» Task description
Repeat the material below exactly, line for line.

##### Data for the task #####

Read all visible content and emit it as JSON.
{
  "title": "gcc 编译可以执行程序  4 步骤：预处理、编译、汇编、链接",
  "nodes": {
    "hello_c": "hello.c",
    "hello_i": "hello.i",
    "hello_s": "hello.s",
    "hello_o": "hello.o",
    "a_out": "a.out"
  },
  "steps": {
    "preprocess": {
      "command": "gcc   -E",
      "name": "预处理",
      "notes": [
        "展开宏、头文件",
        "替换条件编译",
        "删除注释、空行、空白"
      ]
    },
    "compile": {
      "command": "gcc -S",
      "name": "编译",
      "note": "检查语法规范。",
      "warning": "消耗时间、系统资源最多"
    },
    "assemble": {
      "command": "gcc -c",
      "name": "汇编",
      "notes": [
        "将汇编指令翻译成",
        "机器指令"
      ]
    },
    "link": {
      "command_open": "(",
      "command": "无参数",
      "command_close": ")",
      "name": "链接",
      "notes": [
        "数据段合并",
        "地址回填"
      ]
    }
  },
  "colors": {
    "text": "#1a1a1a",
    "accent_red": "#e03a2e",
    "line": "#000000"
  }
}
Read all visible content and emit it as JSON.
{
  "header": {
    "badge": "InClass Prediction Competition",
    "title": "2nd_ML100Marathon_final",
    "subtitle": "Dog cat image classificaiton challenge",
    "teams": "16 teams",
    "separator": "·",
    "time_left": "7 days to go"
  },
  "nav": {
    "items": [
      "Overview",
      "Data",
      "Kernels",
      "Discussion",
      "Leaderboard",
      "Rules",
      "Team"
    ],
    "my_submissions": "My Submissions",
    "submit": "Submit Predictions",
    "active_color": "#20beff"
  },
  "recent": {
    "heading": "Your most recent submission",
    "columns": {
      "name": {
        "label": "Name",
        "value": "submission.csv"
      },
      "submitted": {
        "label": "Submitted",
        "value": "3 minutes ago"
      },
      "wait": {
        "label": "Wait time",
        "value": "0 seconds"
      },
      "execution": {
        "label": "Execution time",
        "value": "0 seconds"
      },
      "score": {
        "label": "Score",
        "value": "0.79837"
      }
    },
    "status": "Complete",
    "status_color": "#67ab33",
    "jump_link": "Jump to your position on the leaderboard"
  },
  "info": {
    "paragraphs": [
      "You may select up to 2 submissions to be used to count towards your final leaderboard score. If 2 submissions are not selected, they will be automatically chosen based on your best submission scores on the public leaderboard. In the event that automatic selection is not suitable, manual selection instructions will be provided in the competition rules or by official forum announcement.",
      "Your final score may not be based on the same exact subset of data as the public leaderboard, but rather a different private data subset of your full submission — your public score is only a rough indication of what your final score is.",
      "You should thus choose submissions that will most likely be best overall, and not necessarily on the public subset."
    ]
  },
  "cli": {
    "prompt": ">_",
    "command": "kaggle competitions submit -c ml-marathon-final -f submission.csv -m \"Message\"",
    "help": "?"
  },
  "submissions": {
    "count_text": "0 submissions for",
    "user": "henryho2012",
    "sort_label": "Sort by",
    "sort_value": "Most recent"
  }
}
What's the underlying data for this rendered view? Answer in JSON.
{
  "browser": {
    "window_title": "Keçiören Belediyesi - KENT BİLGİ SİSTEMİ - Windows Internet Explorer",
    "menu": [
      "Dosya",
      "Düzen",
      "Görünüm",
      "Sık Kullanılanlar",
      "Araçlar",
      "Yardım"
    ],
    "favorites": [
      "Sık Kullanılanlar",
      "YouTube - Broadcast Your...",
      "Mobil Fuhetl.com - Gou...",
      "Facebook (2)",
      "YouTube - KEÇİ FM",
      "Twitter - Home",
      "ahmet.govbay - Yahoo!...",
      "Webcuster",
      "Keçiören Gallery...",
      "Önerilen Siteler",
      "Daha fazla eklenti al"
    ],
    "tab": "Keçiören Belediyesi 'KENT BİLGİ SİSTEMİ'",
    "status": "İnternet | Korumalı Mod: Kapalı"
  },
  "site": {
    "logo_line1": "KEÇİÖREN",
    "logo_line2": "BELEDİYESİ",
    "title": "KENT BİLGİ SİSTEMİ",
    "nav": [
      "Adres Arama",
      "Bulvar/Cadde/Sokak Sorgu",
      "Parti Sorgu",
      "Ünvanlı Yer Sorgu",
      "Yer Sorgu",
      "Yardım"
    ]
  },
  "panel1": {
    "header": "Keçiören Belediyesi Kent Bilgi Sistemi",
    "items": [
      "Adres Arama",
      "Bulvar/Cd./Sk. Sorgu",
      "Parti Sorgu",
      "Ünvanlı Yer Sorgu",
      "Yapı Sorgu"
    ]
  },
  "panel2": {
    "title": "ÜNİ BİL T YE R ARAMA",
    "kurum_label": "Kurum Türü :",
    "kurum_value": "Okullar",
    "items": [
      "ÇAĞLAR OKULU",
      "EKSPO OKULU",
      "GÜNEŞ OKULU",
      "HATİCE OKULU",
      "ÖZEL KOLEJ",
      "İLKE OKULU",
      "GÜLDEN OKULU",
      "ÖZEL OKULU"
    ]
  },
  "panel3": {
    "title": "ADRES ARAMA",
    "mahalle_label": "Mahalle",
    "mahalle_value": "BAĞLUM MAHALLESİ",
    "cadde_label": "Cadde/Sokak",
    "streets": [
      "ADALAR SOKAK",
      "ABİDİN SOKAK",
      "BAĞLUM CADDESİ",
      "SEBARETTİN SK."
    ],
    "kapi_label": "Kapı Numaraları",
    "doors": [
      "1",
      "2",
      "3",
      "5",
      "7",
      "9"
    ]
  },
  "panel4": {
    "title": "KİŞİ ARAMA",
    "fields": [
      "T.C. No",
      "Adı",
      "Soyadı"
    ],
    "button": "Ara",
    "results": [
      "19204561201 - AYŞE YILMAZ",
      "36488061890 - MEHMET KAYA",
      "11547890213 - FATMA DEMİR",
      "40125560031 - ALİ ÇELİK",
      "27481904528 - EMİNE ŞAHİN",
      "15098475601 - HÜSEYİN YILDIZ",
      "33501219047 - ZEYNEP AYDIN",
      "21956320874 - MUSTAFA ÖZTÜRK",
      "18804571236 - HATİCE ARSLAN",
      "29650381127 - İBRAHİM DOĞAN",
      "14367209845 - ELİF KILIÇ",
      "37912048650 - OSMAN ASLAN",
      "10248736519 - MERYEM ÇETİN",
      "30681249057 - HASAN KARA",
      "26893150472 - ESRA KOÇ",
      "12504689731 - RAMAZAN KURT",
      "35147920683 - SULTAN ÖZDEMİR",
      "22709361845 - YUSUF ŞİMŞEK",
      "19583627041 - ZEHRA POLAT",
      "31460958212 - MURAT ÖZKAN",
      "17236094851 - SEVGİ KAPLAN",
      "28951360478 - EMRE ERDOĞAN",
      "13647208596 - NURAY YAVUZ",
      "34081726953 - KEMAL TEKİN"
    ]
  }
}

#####

» Solution to this problem
Read all visible content and emit it as JSON.
{
  "title": "gcc 编译可以执行程序  4 步骤：预处理、编译、汇编、链接",
  "nodes": {
    "hello_c": "hello.c",
    "hello_i": "hello.i",
    "hello_s": "hello.s",
    "hello_o": "hello.o",
    "a_out": "a.out"
  },
  "steps": {
    "preprocess": {
      "command": "gcc   -E",
      "name": "预处理",
      "notes": [
        "展开宏、头文件",
        "替换条件编译",
        "删除注释、空行、空白"
      ]
    },
    "compile": {
      "command": "gcc -S",
      "name": "编译",
      "note": "检查语法规范。",
      "warning": "消耗时间、系统资源最多"
    },
    "assemble": {
      "command": "gcc -c",
      "name": "汇编",
      "notes": [
        "将汇编指令翻译成",
        "机器指令"
      ]
    },
    "link": {
      "command_open": "(",
      "command": "无参数",
      "command_close": ")",
      "name": "链接",
      "notes": [
        "数据段合并",
        "地址回填"
      ]
    }
  },
  "colors": {
    "text": "#1a1a1a",
    "accent_red": "#e03a2e",
    "line": "#000000"
  }
}
Read all visible content and emit it as JSON.
{
  "header": {
    "badge": "InClass Prediction Competition",
    "title": "2nd_ML100Marathon_final",
    "subtitle": "Dog cat image classificaiton challenge",
    "teams": "16 teams",
    "separator": "·",
    "time_left": "7 days to go"
  },
  "nav": {
    "items": [
      "Overview",
      "Data",
      "Kernels",
      "Discussion",
      "Leaderboard",
      "Rules",
      "Team"
    ],
    "my_submissions": "My Submissions",
    "submit": "Submit Predictions",
    "active_color": "#20beff"
  },
  "recent": {
    "heading": "Your most recent submission",
    "columns": {
      "name": {
        "label": "Name",
        "value": "submission.csv"
      },
      "submitted": {
        "label": "Submitted",
        "value": "3 minutes ago"
      },
      "wait": {
        "label": "Wait time",
        "value": "0 seconds"
      },
      "execution": {
        "label": "Execution time",
        "value": "0 seconds"
      },
      "score": {
        "label": "Score",
        "value": "0.79837"
      }
    },
    "status": "Complete",
    "status_color": "#67ab33",
    "jump_link": "Jump to your position on the leaderboard"
  },
  "info": {
    "paragraphs": [
      "You may select up to 2 submissions to be used to count towards your final leaderboard score. If 2 submissions are not selected, they will be automatically chosen based on your best submission scores on the public leaderboard. In the event that automatic selection is not suitable, manual selection instructions will be provided in the competition rules or by official forum announcement.",
      "Your final score may not be based on the same exact subset of data as the public leaderboard, but rather a different private data subset of your full submission — your public score is only a rough indication of what your final score is.",
      "You should thus choose submissions that will most likely be best overall, and not necessarily on the public subset."
    ]
  },
  "cli": {
    "prompt": ">_",
    "command": "kaggle competitions submit -c ml-marathon-final -f submission.csv -m \"Message\"",
    "help": "?"
  },
  "submissions": {
    "count_text": "0 submissions for",
    "user": "henryho2012",
    "sort_label": "Sort by",
    "sort_value": "Most recent"
  }
}
What's the underlying data for this rendered view? Answer in JSON.
{
  "browser": {
    "window_title": "Keçiören Belediyesi - KENT BİLGİ SİSTEMİ - Windows Internet Explorer",
    "menu": [
      "Dosya",
      "Düzen",
      "Görünüm",
      "Sık Kullanılanlar",
      "Araçlar",
      "Yardım"
    ],
    "favorites": [
      "Sık Kullanılanlar",
      "YouTube - Broadcast Your...",
      "Mobil Fuhetl.com - Gou...",
      "Facebook (2)",
      "YouTube - KEÇİ FM",
      "Twitter - Home",
      "ahmet.govbay - Yahoo!...",
      "Webcuster",
      "Keçiören Gallery...",
      "Önerilen Siteler",
      "Daha fazla eklenti al"
    ],
    "tab": "Keçiören Belediyesi 'KENT BİLGİ SİSTEMİ'",
    "status": "İnternet | Korumalı Mod: Kapalı"
  },
  "site": {
    "logo_line1": "KEÇİÖREN",
    "logo_line2": "BELEDİYESİ",
    "title": "KENT BİLGİ SİSTEMİ",
    "nav": [
      "Adres Arama",
      "Bulvar/Cadde/Sokak Sorgu",
      "Parti Sorgu",
      "Ünvanlı Yer Sorgu",
      "Yer Sorgu",
      "Yardım"
    ]
  },
  "panel1": {
    "header": "Keçiören Belediyesi Kent Bilgi Sistemi",
    "items": [
      "Adres Arama",
      "Bulvar/Cd./Sk. Sorgu",
      "Parti Sorgu",
      "Ünvanlı Yer Sorgu",
      "Yapı Sorgu"
    ]
  },
  "panel2": {
    "title": "ÜNİ BİL T YE R ARAMA",
    "kurum_label": "Kurum Türü :",
    "kurum_value": "Okullar",
    "items": [
      "ÇAĞLAR OKULU",
      "EKSPO OKULU",
      "GÜNEŞ OKULU",
      "HATİCE OKULU",
      "ÖZEL KOLEJ",
      "İLKE OKULU",
      "GÜLDEN OKULU",
      "ÖZEL OKULU"
    ]
  },
  "panel3": {
    "title": "ADRES ARAMA",
    "mahalle_label": "Mahalle",
    "mahalle_value": "BAĞLUM MAHALLESİ",
    "cadde_label": "Cadde/Sokak",
    "streets": [
      "ADALAR SOKAK",
      "ABİDİN SOKAK",
      "BAĞLUM CADDESİ",
      "SEBARETTİN SK."
    ],
    "kapi_label": "Kapı Numaraları",
    "doors": [
      "1",
      "2",
      "3",
      "5",
      "7",
      "9"
    ]
  },
  "panel4": {
    "title": "KİŞİ ARAMA",
    "fields": [
      "T.C. No",
      "Adı",
      "Soyadı"
    ],
    "button": "Ara",
    "results": [
      "19204561201 - AYŞE YILMAZ",
      "36488061890 - MEHMET KAYA",
      "11547890213 - FATMA DEMİR",
      "40125560031 - ALİ ÇELİK",
      "27481904528 - EMİNE ŞAHİN",
      "15098475601 - HÜSEYİN YILDIZ",
      "33501219047 - ZEYNEP AYDIN",
      "21956320874 - MUSTAFA ÖZTÜRK",
      "18804571236 - HATİCE ARSLAN",
      "29650381127 - İBRAHİM DOĞAN",
      "14367209845 - ELİF KILIÇ",
      "37912048650 - OSMAN ASLAN",
      "10248736519 - MERYEM ÇETİN",
      "30681249057 - HASAN KARA",
      "26893150472 - ESRA KOÇ",
      "12504689731 - RAMAZAN KURT",
      "35147920683 - SULTAN ÖZDEMİR",
      "22709361845 - YUSUF ŞİMŞEK",
      "19583627041 - ZEHRA POLAT",
      "31460958212 - MURAT ÖZKAN",
      "17236094851 - SEVGİ KAPLAN",
      "28951360478 - EMRE ERDOĞAN",
      "13647208596 - NURAY YAVUZ",
      "34081726953 - KEMAL TEKİN"
    ]
  }
}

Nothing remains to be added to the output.